TASK BRIEF >>
The answer must be every record below, repeated exactly.

App and web page records >>
"""

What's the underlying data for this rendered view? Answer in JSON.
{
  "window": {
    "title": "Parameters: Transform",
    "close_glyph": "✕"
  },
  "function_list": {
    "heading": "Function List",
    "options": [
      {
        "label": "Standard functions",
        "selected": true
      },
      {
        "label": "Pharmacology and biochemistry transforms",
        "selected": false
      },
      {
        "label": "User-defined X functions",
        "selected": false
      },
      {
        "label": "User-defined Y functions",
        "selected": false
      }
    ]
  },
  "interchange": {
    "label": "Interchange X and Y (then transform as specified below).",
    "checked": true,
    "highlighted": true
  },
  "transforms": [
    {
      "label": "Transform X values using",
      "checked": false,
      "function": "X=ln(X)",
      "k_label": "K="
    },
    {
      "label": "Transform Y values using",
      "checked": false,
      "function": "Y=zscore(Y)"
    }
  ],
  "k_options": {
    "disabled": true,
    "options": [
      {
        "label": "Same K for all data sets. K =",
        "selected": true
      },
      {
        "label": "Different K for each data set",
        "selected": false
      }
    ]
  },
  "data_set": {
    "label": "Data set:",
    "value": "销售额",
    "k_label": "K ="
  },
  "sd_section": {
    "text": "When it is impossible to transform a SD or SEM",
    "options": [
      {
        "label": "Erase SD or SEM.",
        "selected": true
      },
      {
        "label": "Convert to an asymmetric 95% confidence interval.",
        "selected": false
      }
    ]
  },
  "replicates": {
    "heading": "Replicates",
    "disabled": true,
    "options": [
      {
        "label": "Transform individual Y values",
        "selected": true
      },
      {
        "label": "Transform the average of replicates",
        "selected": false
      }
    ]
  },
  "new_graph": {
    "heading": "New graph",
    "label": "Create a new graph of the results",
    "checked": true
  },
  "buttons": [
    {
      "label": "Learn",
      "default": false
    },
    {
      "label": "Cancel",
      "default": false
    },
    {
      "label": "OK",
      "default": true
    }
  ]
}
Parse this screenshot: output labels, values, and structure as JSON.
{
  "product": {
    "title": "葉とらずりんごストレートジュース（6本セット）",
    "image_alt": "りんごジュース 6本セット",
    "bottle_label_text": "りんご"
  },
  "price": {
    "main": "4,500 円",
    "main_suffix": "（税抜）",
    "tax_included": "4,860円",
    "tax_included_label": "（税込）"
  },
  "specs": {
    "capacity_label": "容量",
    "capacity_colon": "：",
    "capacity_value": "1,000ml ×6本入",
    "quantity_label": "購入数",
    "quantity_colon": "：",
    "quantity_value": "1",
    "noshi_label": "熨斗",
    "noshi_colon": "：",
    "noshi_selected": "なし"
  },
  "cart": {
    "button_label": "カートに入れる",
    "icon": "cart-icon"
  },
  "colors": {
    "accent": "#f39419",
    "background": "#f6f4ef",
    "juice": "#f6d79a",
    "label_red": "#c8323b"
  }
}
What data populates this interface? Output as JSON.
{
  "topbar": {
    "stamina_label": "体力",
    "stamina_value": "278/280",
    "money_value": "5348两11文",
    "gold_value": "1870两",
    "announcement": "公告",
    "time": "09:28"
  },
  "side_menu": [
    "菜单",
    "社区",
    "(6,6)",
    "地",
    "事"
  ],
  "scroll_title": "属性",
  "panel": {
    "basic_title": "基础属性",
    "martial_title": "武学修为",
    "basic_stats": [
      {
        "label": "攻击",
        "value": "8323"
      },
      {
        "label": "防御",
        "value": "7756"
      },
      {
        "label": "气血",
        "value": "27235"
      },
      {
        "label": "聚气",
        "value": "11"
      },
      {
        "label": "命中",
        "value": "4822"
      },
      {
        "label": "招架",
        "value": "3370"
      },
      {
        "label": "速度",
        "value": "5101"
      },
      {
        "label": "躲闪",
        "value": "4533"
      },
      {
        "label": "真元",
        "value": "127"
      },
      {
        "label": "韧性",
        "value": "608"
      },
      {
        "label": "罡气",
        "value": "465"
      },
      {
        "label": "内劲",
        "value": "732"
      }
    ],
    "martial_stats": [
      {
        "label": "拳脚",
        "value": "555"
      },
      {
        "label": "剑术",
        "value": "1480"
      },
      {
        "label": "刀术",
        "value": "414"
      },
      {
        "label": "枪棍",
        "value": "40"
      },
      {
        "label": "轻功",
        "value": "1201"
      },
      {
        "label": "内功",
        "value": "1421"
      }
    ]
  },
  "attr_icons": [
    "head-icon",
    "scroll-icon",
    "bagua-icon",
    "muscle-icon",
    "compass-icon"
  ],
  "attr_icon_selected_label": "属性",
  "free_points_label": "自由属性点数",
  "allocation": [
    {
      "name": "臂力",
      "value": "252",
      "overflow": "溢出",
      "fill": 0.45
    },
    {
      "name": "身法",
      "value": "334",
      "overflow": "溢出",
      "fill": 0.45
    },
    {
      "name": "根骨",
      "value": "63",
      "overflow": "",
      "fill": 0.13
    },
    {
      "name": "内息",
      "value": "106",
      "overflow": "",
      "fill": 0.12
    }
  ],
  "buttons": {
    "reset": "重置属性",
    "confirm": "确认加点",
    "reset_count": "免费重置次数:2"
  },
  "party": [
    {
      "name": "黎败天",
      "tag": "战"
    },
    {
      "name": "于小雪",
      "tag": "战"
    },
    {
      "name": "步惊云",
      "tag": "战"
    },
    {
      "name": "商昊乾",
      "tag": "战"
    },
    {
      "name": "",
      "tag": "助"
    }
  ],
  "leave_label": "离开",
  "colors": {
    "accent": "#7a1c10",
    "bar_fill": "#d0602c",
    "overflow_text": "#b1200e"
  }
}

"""

OUTPUT BELOW >>
What's the underlying data for this rendered view? Answer in JSON.
{
  "window": {
    "title": "Parameters: Transform",
    "close_glyph": "✕"
  },
  "function_list": {
    "heading": "Function List",
    "options": [
      {
        "label": "Standard functions",
        "selected": true
      },
      {
        "label": "Pharmacology and biochemistry transforms",
        "selected": false
      },
      {
        "label": "User-defined X functions",
        "selected": false
      },
      {
        "label": "User-defined Y functions",
        "selected": false
      }
    ]
  },
  "interchange": {
    "label": "Interchange X and Y (then transform as specified below).",
    "checked": true,
    "highlighted": true
  },
  "transforms": [
    {
      "label": "Transform X values using",
      "checked": false,
      "function": "X=ln(X)",
      "k_label": "K="
    },
    {
      "label": "Transform Y values using",
      "checked": false,
      "function": "Y=zscore(Y)"
    }
  ],
  "k_options": {
    "disabled": true,
    "options": [
      {
        "label": "Same K for all data sets. K =",
        "selected": true
      },
      {
        "label": "Different K for each data set",
        "selected": false
      }
    ]
  },
  "data_set": {
    "label": "Data set:",
    "value": "销售额",
    "k_label": "K ="
  },
  "sd_section": {
    "text": "When it is impossible to transform a SD or SEM",
    "options": [
      {
        "label": "Erase SD or SEM.",
        "selected": true
      },
      {
        "label": "Convert to an asymmetric 95% confidence interval.",
        "selected": false
      }
    ]
  },
  "replicates": {
    "heading": "Replicates",
    "disabled": true,
    "options": [
      {
        "label": "Transform individual Y values",
        "selected": true
      },
      {
        "label": "Transform the average of replicates",
        "selected": false
      }
    ]
  },
  "new_graph": {
    "heading": "New graph",
    "label": "Create a new graph of the results",
    "checked": true
  },
  "buttons": [
    {
      "label": "Learn",
      "default": false
    },
    {
      "label": "Cancel",
      "default": false
    },
    {
      "label": "OK",
      "default": true
    }
  ]
}
Parse this screenshot: output labels, values, and structure as JSON.
{
  "product": {
    "title": "葉とらずりんごストレートジュース（6本セット）",
    "image_alt": "りんごジュース 6本セット",
    "bottle_label_text": "りんご"
  },
  "price": {
    "main": "4,500 円",
    "main_suffix": "（税抜）",
    "tax_included": "4,860円",
    "tax_included_label": "（税込）"
  },
  "specs": {
    "capacity_label": "容量",
    "capacity_colon": "：",
    "capacity_value": "1,000ml ×6本入",
    "quantity_label": "購入数",
    "quantity_colon": "：",
    "quantity_value": "1",
    "noshi_label": "熨斗",
    "noshi_colon": "：",
    "noshi_selected": "なし"
  },
  "cart": {
    "button_label": "カートに入れる",
    "icon": "cart-icon"
  },
  "colors": {
    "accent": "#f39419",
    "background": "#f6f4ef",
    "juice": "#f6d79a",
    "label_red": "#c8323b"
  }
}
What data populates this interface? Output as JSON.
{
  "topbar": {
    "stamina_label": "体力",
    "stamina_value": "278/280",
    "money_value": "5348两11文",
    "gold_value": "1870两",
    "announcement": "公告",
    "time": "09:28"
  },
  "side_menu": [
    "菜单",
    "社区",
    "(6,6)",
    "地",
    "事"
  ],
  "scroll_title": "属性",
  "panel": {
    "basic_title": "基础属性",
    "martial_title": "武学修为",
    "basic_stats": [
      {
        "label": "攻击",
        "value": "8323"
      },
      {
        "label": "防御",
        "value": "7756"
      },
      {
        "label": "气血",
        "value": "27235"
      },
      {
        "label": "聚气",
        "value": "11"
      },
      {
        "label": "命中",
        "value": "4822"
      },
      {
        "label": "招架",
        "value": "3370"
      },
      {
        "label": "速度",
        "value": "5101"
      },
      {
        "label": "躲闪",
        "value": "4533"
      },
      {
        "label": "真元",
        "value": "127"
      },
      {
        "label": "韧性",
        "value": "608"
      },
      {
        "label": "罡气",
        "value": "465"
      },
      {
        "label": "内劲",
        "value": "732"
      }
    ],
    "martial_stats": [
      {
        "label": "拳脚",
        "value": "555"
      },
      {
        "label": "剑术",
        "value": "1480"
      },
      {
        "label": "刀术",
        "value": "414"
      },
      {
        "label": "枪棍",
        "value": "40"
      },
      {
        "label": "轻功",
        "value": "1201"
      },
      {
        "label": "内功",
        "value": "1421"
      }
    ]
  },
  "attr_icons": [
    "head-icon",
    "scroll-icon",
    "bagua-icon",
    "muscle-icon",
    "compass-icon"
  ],
  "attr_icon_selected_label": "属性",
  "free_points_label": "自由属性点数",
  "allocation": [
    {
      "name": "臂力",
      "value": "252",
      "overflow": "溢出",
      "fill": 0.45
    },
    {
      "name": "身法",
      "value": "334",
      "overflow": "溢出",
      "fill": 0.45
    },
    {
      "name": "根骨",
      "value": "63",
      "overflow": "",
      "fill": 0.13
    },
    {
      "name": "内息",
      "value": "106",
      "overflow": "",
      "fill": 0.12
    }
  ],
  "buttons": {
    "reset": "重置属性",
    "confirm": "确认加点",
    "reset_count": "免费重置次数:2"
  },
  "party": [
    {
      "name": "黎败天",
      "tag": "战"
    },
    {
      "name": "于小雪",
      "tag": "战"
    },
    {
      "name": "步惊云",
      "tag": "战"
    },
    {
      "name": "商昊乾",
      "tag": "战"
    },
    {
      "name": "",
      "tag": "助"
    }
  ],
  "leave_label": "离开",
  "colors": {
    "accent": "#7a1c10",
    "bar_fill": "#d0602c",
    "overflow_text": "#b1200e"
  }
}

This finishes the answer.